YOUR ASSIGNMENT: Nothing should differ between your answer and the records.

(Website and app data records)
==========

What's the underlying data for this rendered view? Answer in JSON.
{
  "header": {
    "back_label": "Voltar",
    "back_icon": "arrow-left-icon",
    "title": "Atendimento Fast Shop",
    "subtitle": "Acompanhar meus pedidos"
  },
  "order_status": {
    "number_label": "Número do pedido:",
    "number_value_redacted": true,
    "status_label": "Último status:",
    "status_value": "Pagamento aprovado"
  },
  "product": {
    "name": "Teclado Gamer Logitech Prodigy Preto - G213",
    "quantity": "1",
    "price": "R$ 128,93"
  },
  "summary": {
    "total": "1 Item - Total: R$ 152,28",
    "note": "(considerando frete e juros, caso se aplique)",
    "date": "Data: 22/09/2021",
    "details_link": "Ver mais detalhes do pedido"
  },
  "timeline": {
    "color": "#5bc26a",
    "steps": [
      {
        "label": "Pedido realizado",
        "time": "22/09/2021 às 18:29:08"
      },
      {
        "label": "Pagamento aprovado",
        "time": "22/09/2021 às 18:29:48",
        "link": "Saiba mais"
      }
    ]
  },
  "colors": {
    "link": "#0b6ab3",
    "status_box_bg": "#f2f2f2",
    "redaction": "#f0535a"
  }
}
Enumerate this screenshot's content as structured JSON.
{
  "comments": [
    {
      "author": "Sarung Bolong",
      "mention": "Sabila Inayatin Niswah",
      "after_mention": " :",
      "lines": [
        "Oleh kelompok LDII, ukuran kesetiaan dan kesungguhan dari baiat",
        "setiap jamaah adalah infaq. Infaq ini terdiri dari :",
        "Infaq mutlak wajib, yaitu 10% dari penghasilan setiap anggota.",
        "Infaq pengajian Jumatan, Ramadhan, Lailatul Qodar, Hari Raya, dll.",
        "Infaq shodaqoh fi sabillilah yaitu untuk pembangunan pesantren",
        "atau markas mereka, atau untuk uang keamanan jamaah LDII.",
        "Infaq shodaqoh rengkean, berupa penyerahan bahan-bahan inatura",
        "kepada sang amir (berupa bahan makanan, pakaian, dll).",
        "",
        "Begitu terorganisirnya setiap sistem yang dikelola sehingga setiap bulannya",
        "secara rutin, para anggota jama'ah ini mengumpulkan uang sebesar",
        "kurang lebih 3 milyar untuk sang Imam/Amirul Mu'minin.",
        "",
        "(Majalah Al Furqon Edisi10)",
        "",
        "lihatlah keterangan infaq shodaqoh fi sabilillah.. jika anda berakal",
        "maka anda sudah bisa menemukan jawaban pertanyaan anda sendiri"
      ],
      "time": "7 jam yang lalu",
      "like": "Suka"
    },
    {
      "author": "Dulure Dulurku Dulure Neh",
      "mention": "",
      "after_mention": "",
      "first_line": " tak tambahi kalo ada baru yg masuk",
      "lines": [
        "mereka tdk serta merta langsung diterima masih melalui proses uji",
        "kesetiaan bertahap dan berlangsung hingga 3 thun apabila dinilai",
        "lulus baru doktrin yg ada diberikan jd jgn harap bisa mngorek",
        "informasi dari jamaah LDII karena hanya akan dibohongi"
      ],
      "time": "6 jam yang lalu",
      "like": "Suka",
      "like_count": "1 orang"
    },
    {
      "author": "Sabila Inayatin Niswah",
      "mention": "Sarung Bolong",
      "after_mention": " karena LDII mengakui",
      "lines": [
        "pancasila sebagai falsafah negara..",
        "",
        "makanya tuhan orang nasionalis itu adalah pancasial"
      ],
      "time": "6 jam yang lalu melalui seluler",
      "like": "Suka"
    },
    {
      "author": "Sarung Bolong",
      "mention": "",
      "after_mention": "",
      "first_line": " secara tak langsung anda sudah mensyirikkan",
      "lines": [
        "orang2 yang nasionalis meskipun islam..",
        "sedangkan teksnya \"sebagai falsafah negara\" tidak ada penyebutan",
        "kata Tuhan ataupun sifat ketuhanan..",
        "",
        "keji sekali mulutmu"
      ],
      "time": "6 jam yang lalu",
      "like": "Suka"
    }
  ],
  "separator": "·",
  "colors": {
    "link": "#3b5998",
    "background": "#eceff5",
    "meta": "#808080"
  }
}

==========

THE ANSWER:
What's the underlying data for this rendered view? Answer in JSON.
{
  "header": {
    "back_label": "Voltar",
    "back_icon": "arrow-left-icon",
    "title": "Atendimento Fast Shop",
    "subtitle": "Acompanhar meus pedidos"
  },
  "order_status": {
    "number_label": "Número do pedido:",
    "number_value_redacted": true,
    "status_label": "Último status:",
    "status_value": "Pagamento aprovado"
  },
  "product": {
    "name": "Teclado Gamer Logitech Prodigy Preto - G213",
    "quantity": "1",
    "price": "R$ 128,93"
  },
  "summary": {
    "total": "1 Item - Total: R$ 152,28",
    "note": "(considerando frete e juros, caso se aplique)",
    "date": "Data: 22/09/2021",
    "details_link": "Ver mais detalhes do pedido"
  },
  "timeline": {
    "color": "#5bc26a",
    "steps": [
      {
        "label": "Pedido realizado",
        "time": "22/09/2021 às 18:29:08"
      },
      {
        "label": "Pagamento aprovado",
        "time": "22/09/2021 às 18:29:48",
        "link": "Saiba mais"
      }
    ]
  },
  "colors": {
    "link": "#0b6ab3",
    "status_box_bg": "#f2f2f2",
    "redaction": "#f0535a"
  }
}
Enumerate this screenshot's content as structured JSON.
{
  "comments": [
    {
      "author": "Sarung Bolong",
      "mention": "Sabila Inayatin Niswah",
      "after_mention": " :",
      "lines": [
        "Oleh kelompok LDII, ukuran kesetiaan dan kesungguhan dari baiat",
        "setiap jamaah adalah infaq. Infaq ini terdiri dari :",
        "Infaq mutlak wajib, yaitu 10% dari penghasilan setiap anggota.",
        "Infaq pengajian Jumatan, Ramadhan, Lailatul Qodar, Hari Raya, dll.",
        "Infaq shodaqoh fi sabillilah yaitu untuk pembangunan pesantren",
        "atau markas mereka, atau untuk uang keamanan jamaah LDII.",
        "Infaq shodaqoh rengkean, berupa penyerahan bahan-bahan inatura",
        "kepada sang amir (berupa bahan makanan, pakaian, dll).",
        "",
        "Begitu terorganisirnya setiap sistem yang dikelola sehingga setiap bulannya",
        "secara rutin, para anggota jama'ah ini mengumpulkan uang sebesar",
        "kurang lebih 3 milyar untuk sang Imam/Amirul Mu'minin.",
        "",
        "(Majalah Al Furqon Edisi10)",
        "",
        "lihatlah keterangan infaq shodaqoh fi sabilillah.. jika anda berakal",
        "maka anda sudah bisa menemukan jawaban pertanyaan anda sendiri"
      ],
      "time": "7 jam yang lalu",
      "like": "Suka"
    },
    {
      "author": "Dulure Dulurku Dulure Neh",
      "mention": "",
      "after_mention": "",
      "first_line": " tak tambahi kalo ada baru yg masuk",
      "lines": [
        "mereka tdk serta merta langsung diterima masih melalui proses uji",
        "kesetiaan bertahap dan berlangsung hingga 3 thun apabila dinilai",
        "lulus baru doktrin yg ada diberikan jd jgn harap bisa mngorek",
        "informasi dari jamaah LDII karena hanya akan dibohongi"
      ],
      "time": "6 jam yang lalu",
      "like": "Suka",
      "like_count": "1 orang"
    },
    {
      "author": "Sabila Inayatin Niswah",
      "mention": "Sarung Bolong",
      "after_mention": " karena LDII mengakui",
      "lines": [
        "pancasila sebagai falsafah negara..",
        "",
        "makanya tuhan orang nasionalis itu adalah pancasial"
      ],
      "time": "6 jam yang lalu melalui seluler",
      "like": "Suka"
    },
    {
      "author": "Sarung Bolong",
      "mention": "",
      "after_mention": "",
      "first_line": " secara tak langsung anda sudah mensyirikkan",
      "lines": [
        "orang2 yang nasionalis meskipun islam..",
        "sedangkan teksnya \"sebagai falsafah negara\" tidak ada penyebutan",
        "kata Tuhan ataupun sifat ketuhanan..",
        "",
        "keji sekali mulutmu"
      ],
      "time": "6 jam yang lalu",
      "like": "Suka"
    }
  ],
  "separator": "·",
  "colors": {
    "link": "#3b5998",
    "background": "#eceff5",
    "meta": "#808080"
  }
}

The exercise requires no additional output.